## Records to process
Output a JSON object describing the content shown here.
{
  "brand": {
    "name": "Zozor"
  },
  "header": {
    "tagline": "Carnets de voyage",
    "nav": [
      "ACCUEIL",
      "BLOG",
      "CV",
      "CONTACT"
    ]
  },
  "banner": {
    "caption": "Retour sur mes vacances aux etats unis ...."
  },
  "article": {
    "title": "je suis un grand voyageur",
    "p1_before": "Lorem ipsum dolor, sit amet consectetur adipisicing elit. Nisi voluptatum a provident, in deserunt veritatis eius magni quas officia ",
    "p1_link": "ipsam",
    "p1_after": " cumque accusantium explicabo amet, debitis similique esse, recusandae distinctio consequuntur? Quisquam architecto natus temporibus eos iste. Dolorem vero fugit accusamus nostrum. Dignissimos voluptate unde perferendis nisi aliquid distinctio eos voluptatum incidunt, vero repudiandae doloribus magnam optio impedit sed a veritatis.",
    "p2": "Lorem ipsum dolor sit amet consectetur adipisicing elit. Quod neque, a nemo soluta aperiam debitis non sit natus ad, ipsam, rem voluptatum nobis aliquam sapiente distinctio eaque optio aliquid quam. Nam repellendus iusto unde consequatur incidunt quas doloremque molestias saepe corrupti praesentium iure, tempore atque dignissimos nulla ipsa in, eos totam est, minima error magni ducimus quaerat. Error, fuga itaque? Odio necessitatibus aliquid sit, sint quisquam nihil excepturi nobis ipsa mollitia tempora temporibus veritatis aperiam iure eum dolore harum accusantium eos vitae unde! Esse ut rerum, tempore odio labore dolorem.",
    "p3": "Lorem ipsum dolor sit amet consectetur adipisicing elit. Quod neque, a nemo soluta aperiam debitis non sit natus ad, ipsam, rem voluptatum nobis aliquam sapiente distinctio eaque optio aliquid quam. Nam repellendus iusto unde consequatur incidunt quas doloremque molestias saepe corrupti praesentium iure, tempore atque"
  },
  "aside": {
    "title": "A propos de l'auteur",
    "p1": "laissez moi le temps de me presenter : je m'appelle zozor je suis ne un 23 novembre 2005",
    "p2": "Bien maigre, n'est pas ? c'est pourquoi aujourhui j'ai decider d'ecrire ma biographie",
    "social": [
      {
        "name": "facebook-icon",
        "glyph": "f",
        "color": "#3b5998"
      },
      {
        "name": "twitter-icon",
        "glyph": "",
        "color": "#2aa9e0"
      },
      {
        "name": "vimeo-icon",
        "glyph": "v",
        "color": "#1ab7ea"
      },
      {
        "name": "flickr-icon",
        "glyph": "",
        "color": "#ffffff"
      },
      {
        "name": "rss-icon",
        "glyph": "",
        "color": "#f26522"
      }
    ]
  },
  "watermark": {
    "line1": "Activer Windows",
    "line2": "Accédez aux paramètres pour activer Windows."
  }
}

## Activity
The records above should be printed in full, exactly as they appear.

## Solution to the exercise
Output a JSON object describing the content shown here.
{
  "brand": {
    "name": "Zozor"
  },
  "header": {
    "tagline": "Carnets de voyage",
    "nav": [
      "ACCUEIL",
      "BLOG",
      "CV",
      "CONTACT"
    ]
  },
  "banner": {
    "caption": "Retour sur mes vacances aux etats unis ...."
  },
  "article": {
    "title": "je suis un grand voyageur",
    "p1_before": "Lorem ipsum dolor, sit amet consectetur adipisicing elit. Nisi voluptatum a provident, in deserunt veritatis eius magni quas officia ",
    "p1_link": "ipsam",
    "p1_after": " cumque accusantium explicabo amet, debitis similique esse, recusandae distinctio consequuntur? Quisquam architecto natus temporibus eos iste. Dolorem vero fugit accusamus nostrum. Dignissimos voluptate unde perferendis nisi aliquid distinctio eos voluptatum incidunt, vero repudiandae doloribus magnam optio impedit sed a veritatis.",
    "p2": "Lorem ipsum dolor sit amet consectetur adipisicing elit. Quod neque, a nemo soluta aperiam debitis non sit natus ad, ipsam, rem voluptatum nobis aliquam sapiente distinctio eaque optio aliquid quam. Nam repellendus iusto unde consequatur incidunt quas doloremque molestias saepe corrupti praesentium iure, tempore atque dignissimos nulla ipsa in, eos totam est, minima error magni ducimus quaerat. Error, fuga itaque? Odio necessitatibus aliquid sit, sint quisquam nihil excepturi nobis ipsa mollitia tempora temporibus veritatis aperiam iure eum dolore harum accusantium eos vitae unde! Esse ut rerum, tempore odio labore dolorem.",
    "p3": "Lorem ipsum dolor sit amet consectetur adipisicing elit. Quod neque, a nemo soluta aperiam debitis non sit natus ad, ipsam, rem voluptatum nobis aliquam sapiente distinctio eaque optio aliquid quam. Nam repellendus iusto unde consequatur incidunt quas doloremque molestias saepe corrupti praesentium iure, tempore atque"
  },
  "aside": {
    "title": "A propos de l'auteur",
    "p1": "laissez moi le temps de me presenter : je m'appelle zozor je suis ne un 23 novembre 2005",
    "p2": "Bien maigre, n'est pas ? c'est pourquoi aujourhui j'ai decider d'ecrire ma biographie",
    "social": [
      {
        "name": "facebook-icon",
        "glyph": "f",
        "color": "#3b5998"
      },
      {
        "name": "twitter-icon",
        "glyph": "",
        "color": "#2aa9e0"
      },
      {
        "name": "vimeo-icon",
        "glyph": "v",
        "color": "#1ab7ea"
      },
      {
        "name": "flickr-icon",
        "glyph": "",
        "color": "#ffffff"
      },
      {
        "name": "rss-icon",
        "glyph": "",
        "color": "#f26522"
      }
    ]
  },
  "watermark": {
    "line1": "Activer Windows",
    "line2": "Accédez aux paramètres pour activer Windows."
  }
}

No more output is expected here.